My six years as an infantry paratrooper in the U.S. Army took me many places and stretched me in ways I could not have predicted. My most trying times were my combat deployments to Iraq (2007) and Afghanistan (2009–2010). As a member of a reconnaissance team in Iraq and leading my own team of paratroopers through the mountains of Afghanistan, I learned quickly that war is callous and unforgiving. Actions are decided within milliseconds and their consequences are absolute.
I often struggled to reconcile my Catholic faith with the mission I was carrying out in combat operations. I eventually resolved this with the aid of Saint Ignatius Loyola, who in his Trinitarian spirituality, taught that it is good to pray to each of the Three Divine Persons, individually and together. I recall standing guard and watching the sun rising over the mountain peaks scattered across the eastern border of Afghanistan. In those moments, I experienced the physical warmth of the sun and the perfection of creation that flows forth from God the Father. While surrounded by the barbarity of war, I would experience brief moments of prayerful union with the One who created us.
I had always had an attraction to the priesthood since my childhood days. Like many others, I experienced doubt: perhaps I’m not holy enough, intelligent enough, selfless enough. In part, my choice to enter military service was my effort to ignore the life of priesthood that God perhaps desired for me.
As I made my transition back to civilian life in 2012, the allure of priesthood came back in force.
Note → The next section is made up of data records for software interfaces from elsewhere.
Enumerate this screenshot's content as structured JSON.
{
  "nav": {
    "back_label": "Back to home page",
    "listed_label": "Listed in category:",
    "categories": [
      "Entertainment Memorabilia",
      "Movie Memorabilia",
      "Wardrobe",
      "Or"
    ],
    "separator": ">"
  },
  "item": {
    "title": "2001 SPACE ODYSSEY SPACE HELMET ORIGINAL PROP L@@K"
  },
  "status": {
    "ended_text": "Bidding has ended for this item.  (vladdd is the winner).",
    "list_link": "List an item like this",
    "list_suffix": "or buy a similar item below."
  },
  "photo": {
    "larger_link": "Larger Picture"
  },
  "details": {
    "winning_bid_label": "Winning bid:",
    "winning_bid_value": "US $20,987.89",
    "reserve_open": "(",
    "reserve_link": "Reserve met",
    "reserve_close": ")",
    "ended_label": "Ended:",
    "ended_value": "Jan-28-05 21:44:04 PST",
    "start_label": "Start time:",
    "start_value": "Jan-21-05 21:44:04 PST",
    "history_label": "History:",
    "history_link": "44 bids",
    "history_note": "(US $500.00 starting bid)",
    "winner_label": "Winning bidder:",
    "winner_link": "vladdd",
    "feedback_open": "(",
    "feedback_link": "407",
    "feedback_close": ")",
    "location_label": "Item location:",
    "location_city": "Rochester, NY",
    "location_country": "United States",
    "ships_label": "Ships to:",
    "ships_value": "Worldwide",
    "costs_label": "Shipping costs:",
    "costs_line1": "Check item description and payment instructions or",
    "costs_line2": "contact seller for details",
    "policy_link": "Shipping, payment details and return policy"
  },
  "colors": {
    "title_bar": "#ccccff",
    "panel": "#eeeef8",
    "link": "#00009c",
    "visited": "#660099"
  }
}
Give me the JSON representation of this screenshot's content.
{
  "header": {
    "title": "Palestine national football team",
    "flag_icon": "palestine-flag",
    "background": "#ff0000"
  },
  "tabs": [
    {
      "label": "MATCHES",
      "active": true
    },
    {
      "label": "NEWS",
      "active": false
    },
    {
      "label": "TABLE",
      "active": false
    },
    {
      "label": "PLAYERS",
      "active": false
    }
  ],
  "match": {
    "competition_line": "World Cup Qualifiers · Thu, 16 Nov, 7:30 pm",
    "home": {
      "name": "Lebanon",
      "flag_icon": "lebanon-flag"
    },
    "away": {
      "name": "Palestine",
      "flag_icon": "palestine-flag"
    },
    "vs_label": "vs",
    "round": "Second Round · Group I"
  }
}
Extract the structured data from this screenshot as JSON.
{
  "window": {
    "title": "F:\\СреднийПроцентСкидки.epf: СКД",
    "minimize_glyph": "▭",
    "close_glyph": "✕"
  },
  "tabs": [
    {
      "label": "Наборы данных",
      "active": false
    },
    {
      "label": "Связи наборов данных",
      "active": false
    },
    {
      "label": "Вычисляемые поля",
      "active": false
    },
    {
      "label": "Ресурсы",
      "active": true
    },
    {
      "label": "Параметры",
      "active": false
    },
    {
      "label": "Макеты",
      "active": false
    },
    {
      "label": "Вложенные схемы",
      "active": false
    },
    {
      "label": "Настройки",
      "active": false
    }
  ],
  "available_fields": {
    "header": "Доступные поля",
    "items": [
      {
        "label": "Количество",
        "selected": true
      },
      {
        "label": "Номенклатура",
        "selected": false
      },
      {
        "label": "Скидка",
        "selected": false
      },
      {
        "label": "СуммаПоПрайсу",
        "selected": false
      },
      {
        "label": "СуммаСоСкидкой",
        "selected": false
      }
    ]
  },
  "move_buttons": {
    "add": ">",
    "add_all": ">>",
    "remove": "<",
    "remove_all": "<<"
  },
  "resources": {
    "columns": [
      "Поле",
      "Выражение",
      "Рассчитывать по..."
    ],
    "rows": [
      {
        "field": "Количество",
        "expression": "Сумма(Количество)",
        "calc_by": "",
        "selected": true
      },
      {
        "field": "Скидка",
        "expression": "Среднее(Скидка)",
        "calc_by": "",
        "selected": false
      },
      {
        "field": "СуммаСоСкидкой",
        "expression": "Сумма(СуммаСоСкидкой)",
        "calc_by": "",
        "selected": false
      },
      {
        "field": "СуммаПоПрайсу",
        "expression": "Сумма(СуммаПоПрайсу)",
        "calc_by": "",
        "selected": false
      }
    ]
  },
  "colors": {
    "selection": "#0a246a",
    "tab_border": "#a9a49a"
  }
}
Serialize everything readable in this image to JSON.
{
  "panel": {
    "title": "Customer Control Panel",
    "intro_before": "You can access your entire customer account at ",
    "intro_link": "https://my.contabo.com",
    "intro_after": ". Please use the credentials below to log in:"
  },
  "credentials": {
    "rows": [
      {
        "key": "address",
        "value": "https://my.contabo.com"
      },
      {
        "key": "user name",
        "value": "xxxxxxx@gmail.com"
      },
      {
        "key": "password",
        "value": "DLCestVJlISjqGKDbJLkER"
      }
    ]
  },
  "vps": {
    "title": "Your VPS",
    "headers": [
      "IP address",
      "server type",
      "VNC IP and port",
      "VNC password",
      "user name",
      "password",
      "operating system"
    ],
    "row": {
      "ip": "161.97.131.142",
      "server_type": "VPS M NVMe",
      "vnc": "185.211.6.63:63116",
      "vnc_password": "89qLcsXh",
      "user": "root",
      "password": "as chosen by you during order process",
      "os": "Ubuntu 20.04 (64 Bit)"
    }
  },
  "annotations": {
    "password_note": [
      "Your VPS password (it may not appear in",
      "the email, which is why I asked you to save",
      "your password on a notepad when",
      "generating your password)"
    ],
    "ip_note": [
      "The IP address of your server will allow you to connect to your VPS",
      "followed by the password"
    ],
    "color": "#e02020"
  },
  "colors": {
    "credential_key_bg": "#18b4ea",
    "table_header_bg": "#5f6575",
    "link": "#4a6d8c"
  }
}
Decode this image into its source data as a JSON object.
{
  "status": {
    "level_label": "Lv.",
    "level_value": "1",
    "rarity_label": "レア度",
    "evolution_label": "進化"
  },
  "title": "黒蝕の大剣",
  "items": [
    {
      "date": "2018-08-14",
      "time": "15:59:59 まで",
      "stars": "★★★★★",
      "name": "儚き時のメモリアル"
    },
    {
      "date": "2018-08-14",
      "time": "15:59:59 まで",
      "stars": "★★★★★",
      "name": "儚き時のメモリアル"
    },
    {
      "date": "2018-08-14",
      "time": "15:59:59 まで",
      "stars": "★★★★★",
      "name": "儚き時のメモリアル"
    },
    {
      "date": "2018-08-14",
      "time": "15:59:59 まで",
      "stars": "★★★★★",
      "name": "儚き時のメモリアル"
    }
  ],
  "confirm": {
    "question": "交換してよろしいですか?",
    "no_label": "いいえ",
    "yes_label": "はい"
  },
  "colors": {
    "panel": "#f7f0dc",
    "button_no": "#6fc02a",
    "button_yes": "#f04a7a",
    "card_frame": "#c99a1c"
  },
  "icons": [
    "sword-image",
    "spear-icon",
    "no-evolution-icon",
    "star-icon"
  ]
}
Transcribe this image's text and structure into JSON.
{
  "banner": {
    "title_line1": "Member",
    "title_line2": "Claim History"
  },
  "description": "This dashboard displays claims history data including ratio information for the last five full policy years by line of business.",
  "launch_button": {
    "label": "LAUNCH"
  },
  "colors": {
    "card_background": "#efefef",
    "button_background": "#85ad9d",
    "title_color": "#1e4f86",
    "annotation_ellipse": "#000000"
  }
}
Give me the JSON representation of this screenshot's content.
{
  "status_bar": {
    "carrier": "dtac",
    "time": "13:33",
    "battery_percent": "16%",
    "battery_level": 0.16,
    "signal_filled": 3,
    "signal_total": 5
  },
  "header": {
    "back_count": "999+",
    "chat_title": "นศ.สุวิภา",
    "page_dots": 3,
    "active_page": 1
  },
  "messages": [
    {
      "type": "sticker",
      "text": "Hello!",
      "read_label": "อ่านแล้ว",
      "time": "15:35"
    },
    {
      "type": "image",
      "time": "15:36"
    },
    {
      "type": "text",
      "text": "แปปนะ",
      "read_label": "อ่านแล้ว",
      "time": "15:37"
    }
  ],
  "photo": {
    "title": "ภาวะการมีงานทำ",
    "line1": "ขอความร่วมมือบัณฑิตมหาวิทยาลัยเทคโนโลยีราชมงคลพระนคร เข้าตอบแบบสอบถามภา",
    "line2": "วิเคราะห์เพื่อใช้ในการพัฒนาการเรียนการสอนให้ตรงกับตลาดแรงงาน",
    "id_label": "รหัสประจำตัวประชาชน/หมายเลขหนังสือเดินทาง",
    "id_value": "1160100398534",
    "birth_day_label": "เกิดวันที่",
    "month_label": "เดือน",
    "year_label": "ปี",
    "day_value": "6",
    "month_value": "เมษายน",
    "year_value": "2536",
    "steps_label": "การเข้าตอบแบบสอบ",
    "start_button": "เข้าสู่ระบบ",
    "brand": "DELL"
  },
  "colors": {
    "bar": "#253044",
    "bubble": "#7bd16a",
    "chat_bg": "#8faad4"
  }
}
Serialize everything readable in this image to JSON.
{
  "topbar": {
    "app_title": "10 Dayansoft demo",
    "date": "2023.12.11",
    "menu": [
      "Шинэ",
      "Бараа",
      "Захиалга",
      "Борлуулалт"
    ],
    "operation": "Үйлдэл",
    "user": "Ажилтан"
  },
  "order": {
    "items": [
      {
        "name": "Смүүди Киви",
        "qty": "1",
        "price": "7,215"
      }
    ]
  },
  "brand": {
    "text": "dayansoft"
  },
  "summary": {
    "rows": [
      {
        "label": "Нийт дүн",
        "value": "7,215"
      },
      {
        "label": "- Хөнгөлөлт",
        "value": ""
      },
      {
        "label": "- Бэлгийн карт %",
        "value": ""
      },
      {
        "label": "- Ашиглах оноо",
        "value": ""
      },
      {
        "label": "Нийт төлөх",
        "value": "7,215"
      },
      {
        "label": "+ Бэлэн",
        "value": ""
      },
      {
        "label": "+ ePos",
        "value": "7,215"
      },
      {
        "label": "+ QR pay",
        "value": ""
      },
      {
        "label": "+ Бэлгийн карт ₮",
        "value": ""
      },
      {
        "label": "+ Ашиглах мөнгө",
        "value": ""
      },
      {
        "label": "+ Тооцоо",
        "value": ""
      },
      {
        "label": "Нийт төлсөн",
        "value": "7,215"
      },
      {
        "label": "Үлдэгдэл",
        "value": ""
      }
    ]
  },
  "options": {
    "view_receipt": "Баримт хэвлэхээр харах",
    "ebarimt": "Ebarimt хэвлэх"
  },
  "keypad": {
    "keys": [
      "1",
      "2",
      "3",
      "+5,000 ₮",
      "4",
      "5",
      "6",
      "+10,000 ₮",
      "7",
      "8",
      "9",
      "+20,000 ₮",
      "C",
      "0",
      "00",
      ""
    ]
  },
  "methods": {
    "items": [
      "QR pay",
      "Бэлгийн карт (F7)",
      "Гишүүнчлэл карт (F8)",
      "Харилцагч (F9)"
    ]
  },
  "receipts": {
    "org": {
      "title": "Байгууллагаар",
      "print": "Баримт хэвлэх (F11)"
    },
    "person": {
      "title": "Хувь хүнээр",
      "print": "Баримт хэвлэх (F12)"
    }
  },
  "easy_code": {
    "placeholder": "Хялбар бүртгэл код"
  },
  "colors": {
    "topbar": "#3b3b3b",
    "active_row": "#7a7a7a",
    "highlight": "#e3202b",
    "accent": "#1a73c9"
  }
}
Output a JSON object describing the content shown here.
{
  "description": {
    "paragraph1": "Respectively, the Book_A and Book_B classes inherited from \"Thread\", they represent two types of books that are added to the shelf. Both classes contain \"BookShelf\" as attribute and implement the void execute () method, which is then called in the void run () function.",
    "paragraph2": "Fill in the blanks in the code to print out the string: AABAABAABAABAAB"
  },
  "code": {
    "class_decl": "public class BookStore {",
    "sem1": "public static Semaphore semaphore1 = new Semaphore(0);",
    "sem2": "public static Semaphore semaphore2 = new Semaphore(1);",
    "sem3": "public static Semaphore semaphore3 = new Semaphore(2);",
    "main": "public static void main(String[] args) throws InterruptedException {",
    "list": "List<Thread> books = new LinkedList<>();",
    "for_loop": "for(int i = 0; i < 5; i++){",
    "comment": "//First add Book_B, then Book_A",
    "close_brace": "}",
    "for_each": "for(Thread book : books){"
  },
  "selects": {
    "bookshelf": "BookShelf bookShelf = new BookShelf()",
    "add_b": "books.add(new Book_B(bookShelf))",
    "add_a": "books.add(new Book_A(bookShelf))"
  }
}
I eventually entered my diocese’s formation program before realizing I was more suited to an overseas missionary vocation than to serving my own diocese of Brooklyn, N.Y.
I cannot recall exactly when I learned of Maryknoll, but I had heard the name a few times as a child in my parish. The only thing I knew of Maryknoll was that it is synonymous with overseas mission. Doing online research as part of my discernment, I would frequently come across Maryknoll references, but would quickly dismiss the idea that I could serve as ardently as a Maryknoll priest does.
I spent some time in Cambodia writing and doing service work and, quite providentially, encountered some Maryknollers. I met Father Charlie Dittmeier, a Maryknoll priest associate, and several Maryknoll sisters serving there. As I witnessed their fervent service, I found the authenticity of their vocation so attractive. And I could not question that God had a hand in orchestrating my place of residence to be just a few streets away from theirs.
I suppose it is fitting that I learned of my acceptance to the Maryknoll Fathers and Brothers on July 31st, the feast of Ignatius Loyola. He too made the transition from being a soldier representing his country to a soldier representing Christ and the Church. As a Maryknoll seminarian and eventual priest, I hope to be the presence of Christ to all those I encounter, especially those living in difficult conditions who perhaps need to be reminded of God’s love. I hope to live in their midst, loving and serving just as our Lord teaches. After all, the Son of Man came not to be served, but to serve.
Featured Image: Cintron (l.) joined students preparing for diocesan priesthood in Douglaston N.Y., before discerning his call to serve overseas as a Maryknoll missioner. (C. Germosen/U.S.)